Section 38(2) requires the court to extend the operation of any order made to include any children with whom the PINOP has a domestic relationship. If a court decides not to do this, it must give reasons for not doing so: s 38(3).
Variation of family law orders
In making an ADVO, defined as a family violence order in s 3 Family Law Act 1975 (Cth), the court may revive, vary, discharge or suspend any parenting order, recovery order or injunction made under s 68R Family Law Act. “Family violence” is defined in s 4AB Family Law Act. It provides that a child is “exposed to family violence” for the purposes of the Act if the child sees or hears family violence, or otherwise experiences the effects of family violence (s 4AB(2)), and sets out examples of situations that may constitute such exposure (s 4AB(3)).
Section 68R(3) sets out limits on the court’s power. It may not alter an existing family law order unless also making or varying an interim or final family violence order, and must have material before it that was not before the court that made the family law order or injunction.
The court’s jurisdiction derives from s 69J Family Law Act.
Note the following:
the statutory prohibitions under s 68R(3)
the statutory prohibition against discharging a family law order or injunction that applies under s 68R(4) if the court is only making an interim order, and

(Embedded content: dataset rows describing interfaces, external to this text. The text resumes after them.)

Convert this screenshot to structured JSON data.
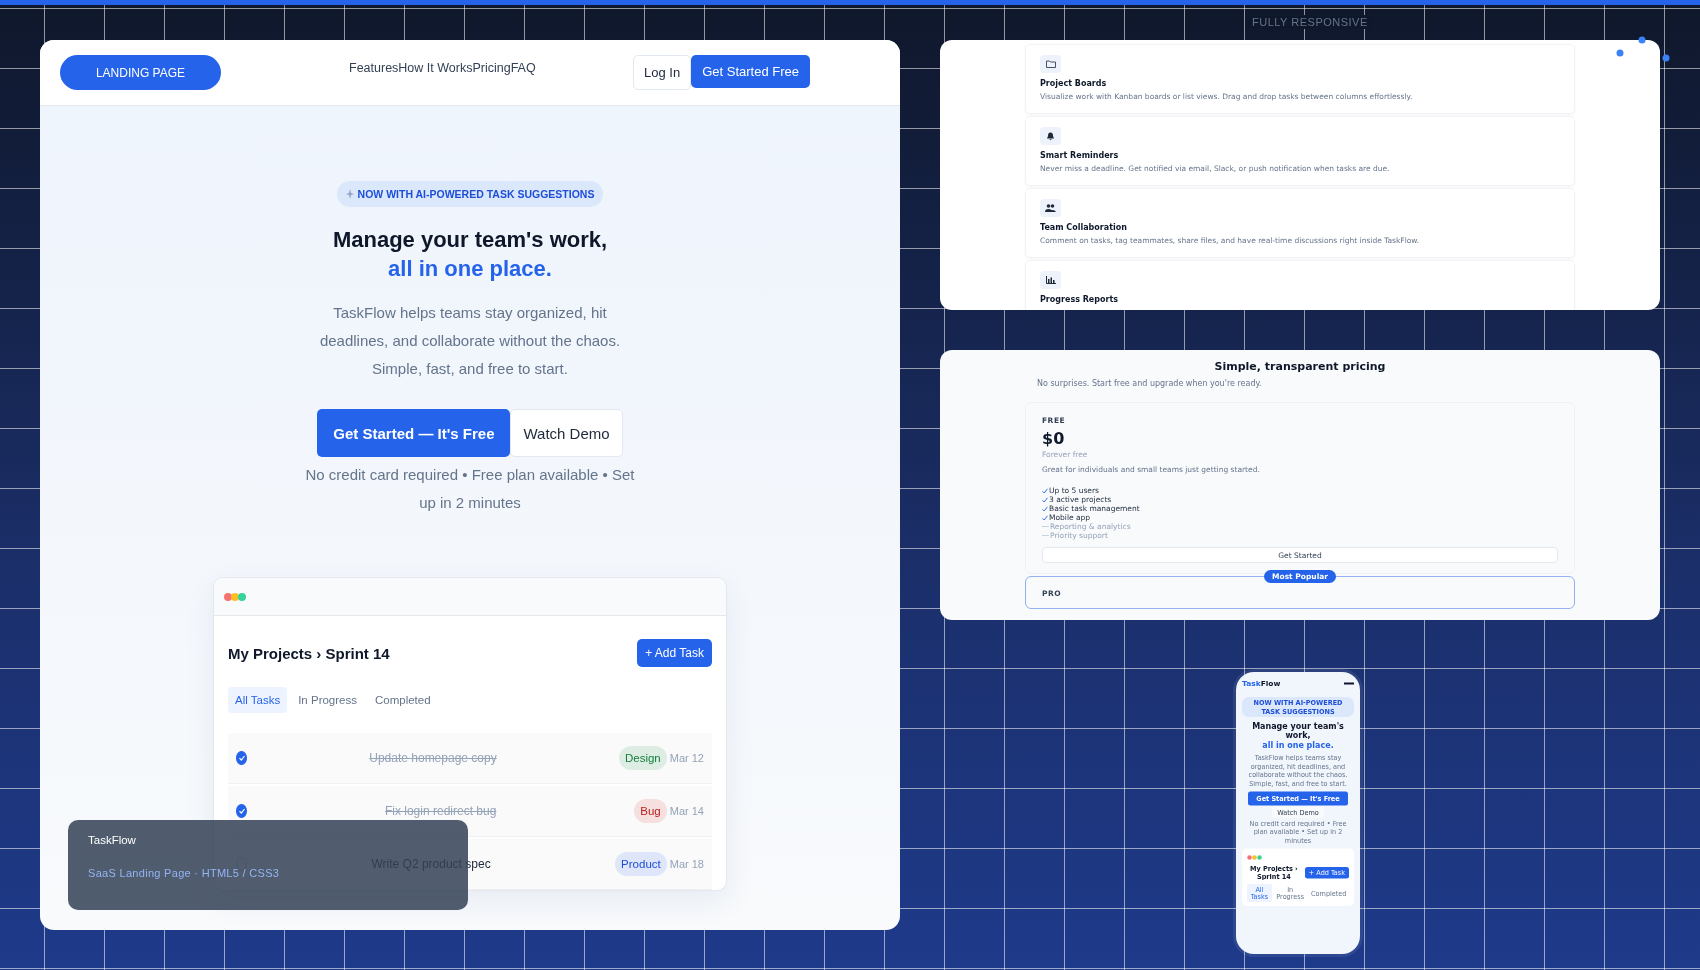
{
  "showcase_label": "FULLY RESPONSIVE",
  "desktop": {
    "nav": {
      "logo": "LANDING PAGE",
      "links": [
        "Features",
        "How It Works",
        "Pricing",
        "FAQ"
      ],
      "login": "Log In",
      "cta": "Get Started Free"
    },
    "hero": {
      "badge": "NOW WITH AI-POWERED TASK SUGGESTIONS",
      "title": "Manage your team's work,",
      "title_accent": "all in one place.",
      "text": "TaskFlow helps teams stay organized, hit deadlines, and collaborate without the chaos. Simple, fast, and free to start.",
      "primary": "Get Started — It's Free",
      "secondary": "Watch Demo",
      "note": "No credit card required • Free plan available • Set up in 2 minutes"
    },
    "app": {
      "title": "My Projects › Sprint 14",
      "add": "+ Add Task",
      "tabs": [
        {
          "label": "All Tasks",
          "selected": true
        },
        {
          "label": "In Progress",
          "selected": false
        },
        {
          "label": "Completed",
          "selected": false
        }
      ],
      "tasks": [
        {
          "title": "Update homepage copy",
          "done": true,
          "tag": "Design",
          "color": "#15803d",
          "date": "Mar 12"
        },
        {
          "title": "Fix login redirect bug",
          "done": true,
          "tag": "Bug",
          "color": "#b91c1c",
          "date": "Mar 14"
        },
        {
          "title": "Write Q2 product spec",
          "done": false,
          "tag": "Product",
          "color": "#1d4ed8",
          "date": "Mar 18"
        }
      ]
    }
  },
  "caption": {
    "title": "TaskFlow",
    "subtitle": "SaaS Landing Page · HTML5 / CSS3"
  },
  "features": [
    {
      "title": "Project Boards",
      "text": "Visualize work with Kanban boards or list views. Drag and drop tasks between columns effortlessly."
    },
    {
      "title": "Smart Reminders",
      "text": "Never miss a deadline. Get notified via email, Slack, or push notification when tasks are due."
    },
    {
      "title": "Team Collaboration",
      "text": "Comment on tasks, tag teammates, share files, and have real-time discussions right inside TaskFlow."
    },
    {
      "title": "Progress Reports"
    }
  ],
  "pricing": {
    "title": "Simple, transparent pricing",
    "subtitle": "No surprises. Start free and upgrade when you're ready.",
    "plans": [
      {
        "name": "FREE",
        "price": "$0",
        "period": "Forever free",
        "text": "Great for individuals and small teams just getting started.",
        "button": "Get Started",
        "features": [
          {
            "label": "Up to 5 users",
            "included": true
          },
          {
            "label": "3 active projects",
            "included": true
          },
          {
            "label": "Basic task management",
            "included": true
          },
          {
            "label": "Mobile app",
            "included": true
          },
          {
            "label": "Reporting & analytics",
            "included": false
          },
          {
            "label": "Priority support",
            "included": false
          }
        ]
      },
      {
        "name": "PRO",
        "badge": "Most Popular"
      }
    ]
  },
  "mobile": {
    "logo": [
      {
        "text": "Task",
        "accent": true
      },
      {
        "text": "Flow",
        "accent": false
      }
    ],
    "badge": "NOW WITH AI-POWERED TASK SUGGESTIONS",
    "title": "Manage your team's work,",
    "title_accent": "all in one place.",
    "text": "TaskFlow helps teams stay organized, hit deadlines, and collaborate without the chaos. Simple, fast, and free to start.",
    "primary": "Get Started — It's Free",
    "secondary": "Watch Demo",
    "note": "No credit card required • Free plan available • Set up in 2 minutes",
    "app_title": "My Projects › Sprint 14",
    "add": "+ Add Task",
    "tabs": [
      {
        "label": "All Tasks",
        "selected": true
      },
      {
        "label": "In Progress",
        "selected": false
      },
      {
        "label": "Completed",
        "selected": false
      }
    ]
  }
}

factors that must be considered under s 68R(5). The court must:
have regard to the purposes of this Division (as stated in s 68N, namely the resolution of inconsistencies between family law and family violence orders, ensuring family law orders do not expose people to family violence, and ensuring that the best interests of children are met), and

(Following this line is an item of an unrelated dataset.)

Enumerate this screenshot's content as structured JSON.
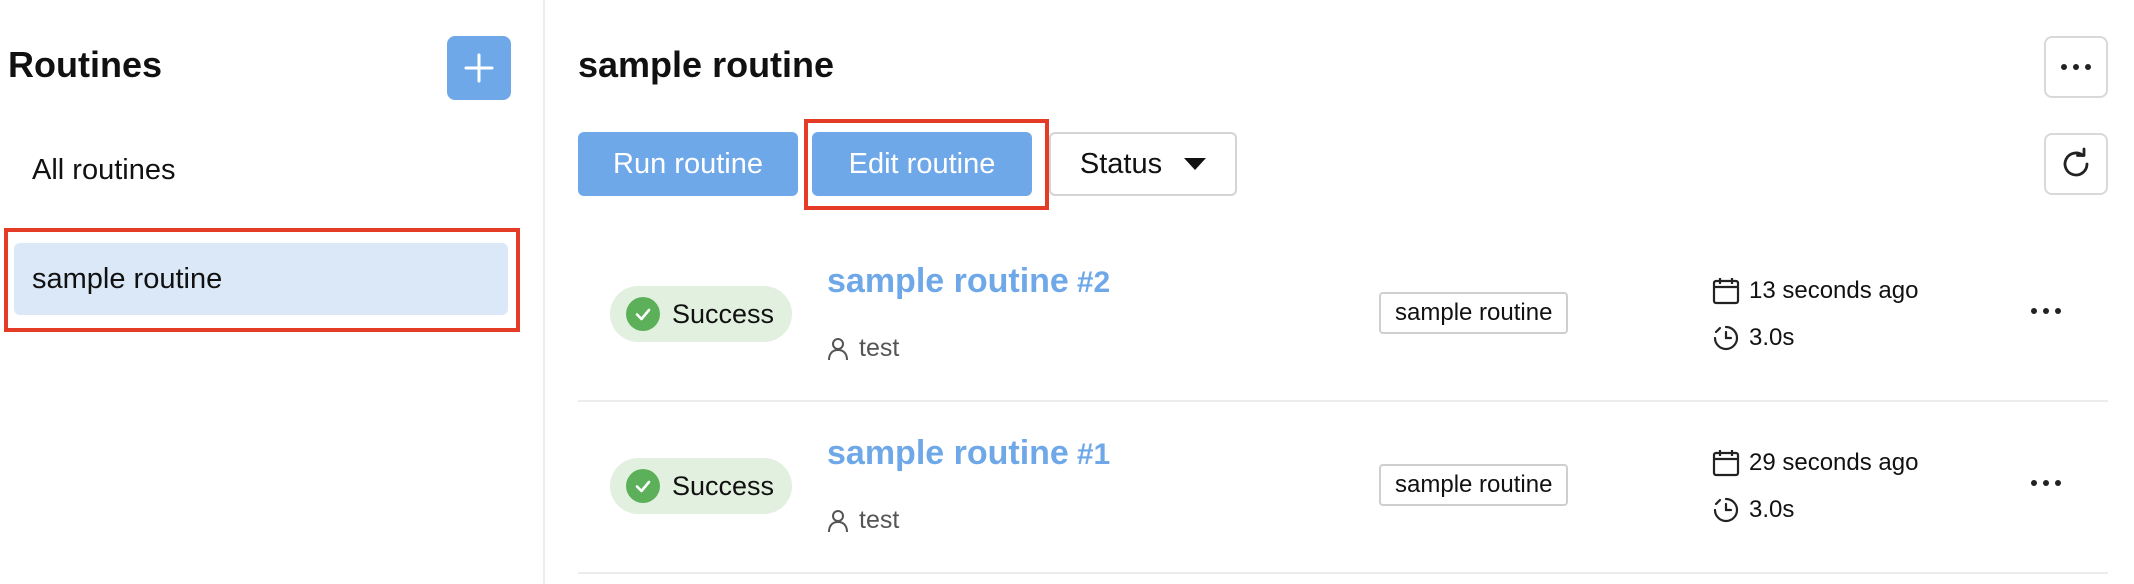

have regard to whether contact with both parents is in the best interests of the child concerned (see ss 60CB–60CG), and
be satisfied that it is appropriate to vary, discharge or suspend a family law order or injunction because a person has been exposed, or is likely to be exposed, to family violence as a result of the operation of that order or injunction, in circumstances where the order or injunction was inconsistent with an existing family violence order at the time it was made or granted.

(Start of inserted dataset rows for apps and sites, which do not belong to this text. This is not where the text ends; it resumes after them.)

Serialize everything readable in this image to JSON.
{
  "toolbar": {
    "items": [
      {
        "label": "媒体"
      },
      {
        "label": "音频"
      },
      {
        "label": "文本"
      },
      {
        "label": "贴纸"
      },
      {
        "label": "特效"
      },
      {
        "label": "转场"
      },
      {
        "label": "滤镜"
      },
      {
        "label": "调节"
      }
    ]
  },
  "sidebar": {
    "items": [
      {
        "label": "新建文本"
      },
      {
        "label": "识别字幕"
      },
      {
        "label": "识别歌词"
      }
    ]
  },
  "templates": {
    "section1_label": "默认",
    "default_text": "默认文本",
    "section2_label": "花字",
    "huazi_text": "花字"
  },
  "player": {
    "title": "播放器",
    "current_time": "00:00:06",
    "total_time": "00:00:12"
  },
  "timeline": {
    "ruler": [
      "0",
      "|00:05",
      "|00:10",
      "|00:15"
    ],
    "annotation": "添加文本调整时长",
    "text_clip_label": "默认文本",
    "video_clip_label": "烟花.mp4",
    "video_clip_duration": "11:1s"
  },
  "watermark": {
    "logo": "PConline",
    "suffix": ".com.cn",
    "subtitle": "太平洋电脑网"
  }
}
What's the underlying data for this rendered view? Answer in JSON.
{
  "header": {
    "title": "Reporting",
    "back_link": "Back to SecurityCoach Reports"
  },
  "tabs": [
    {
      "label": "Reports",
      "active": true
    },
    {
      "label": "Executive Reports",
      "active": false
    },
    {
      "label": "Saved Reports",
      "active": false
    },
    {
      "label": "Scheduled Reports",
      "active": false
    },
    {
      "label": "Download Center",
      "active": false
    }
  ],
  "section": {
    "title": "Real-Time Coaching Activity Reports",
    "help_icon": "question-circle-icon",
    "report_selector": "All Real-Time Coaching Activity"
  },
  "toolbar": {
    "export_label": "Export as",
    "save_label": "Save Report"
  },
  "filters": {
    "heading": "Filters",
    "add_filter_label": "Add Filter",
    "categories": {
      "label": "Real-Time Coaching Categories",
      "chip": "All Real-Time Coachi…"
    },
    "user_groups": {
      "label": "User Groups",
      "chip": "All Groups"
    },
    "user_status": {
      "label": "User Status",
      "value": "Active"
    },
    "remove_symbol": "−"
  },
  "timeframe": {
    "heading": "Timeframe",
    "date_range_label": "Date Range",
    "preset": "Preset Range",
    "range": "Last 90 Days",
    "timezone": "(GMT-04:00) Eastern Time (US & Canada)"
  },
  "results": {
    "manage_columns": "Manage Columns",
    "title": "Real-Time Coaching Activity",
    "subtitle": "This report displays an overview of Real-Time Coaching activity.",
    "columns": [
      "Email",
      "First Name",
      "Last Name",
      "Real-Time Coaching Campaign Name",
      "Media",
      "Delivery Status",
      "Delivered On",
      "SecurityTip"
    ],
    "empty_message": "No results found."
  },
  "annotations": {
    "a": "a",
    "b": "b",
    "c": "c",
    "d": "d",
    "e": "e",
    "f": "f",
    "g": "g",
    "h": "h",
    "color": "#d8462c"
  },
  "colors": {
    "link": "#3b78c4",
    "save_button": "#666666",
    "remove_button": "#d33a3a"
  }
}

The Family Court has similar powers in reverse situations under s 68Q Family Law Act.
The court should exercise caution when utilising powers under s 68R and be satisfied the application is not simply seeking to appeal or revisit existing family law orders.
Variation and revocation applications
Generally, an application to vary or revoke an AVO may be made only by a police officer or by an interested party (such as the defendant or a protected person, and in the case of a child who is a protected person, a parent or the Secretary, Department of FACS) in relation to the order: s 72A(2). However, limitations apply where a protected person under the order is a child.
Police-initiated orders where a protected person is a child
An application by an interested party to vary or revoke a police-initiated order where a protected person is a child requires leave of the court: s 72B. The court is not to:
Hear the application, unless satisfied that notice has been served on the Commissioner of Police in accordance with the rules of court (see Pt 5, Local Court Rules 2009): s 72C(1)(b).
Grant leave, if it is of the opinion the application would significantly increase the risk of harm to the child: s 72B(3).
The Commissioner of Police has standing to appear in proceedings for the variation or revocation of any police-initiated order: s 72C(2).
Other orders where a protected person is a child
Under s 72D, where an AVO was not police-initiated but a protected person under the order is a child, the court may, if considering it to be in the best interests of the child to do so:
Notify the Commissioner of Police and any interested party of an application to vary or revoke the order, and
Give the Commissioner and interested party standing to appear in the proceedings.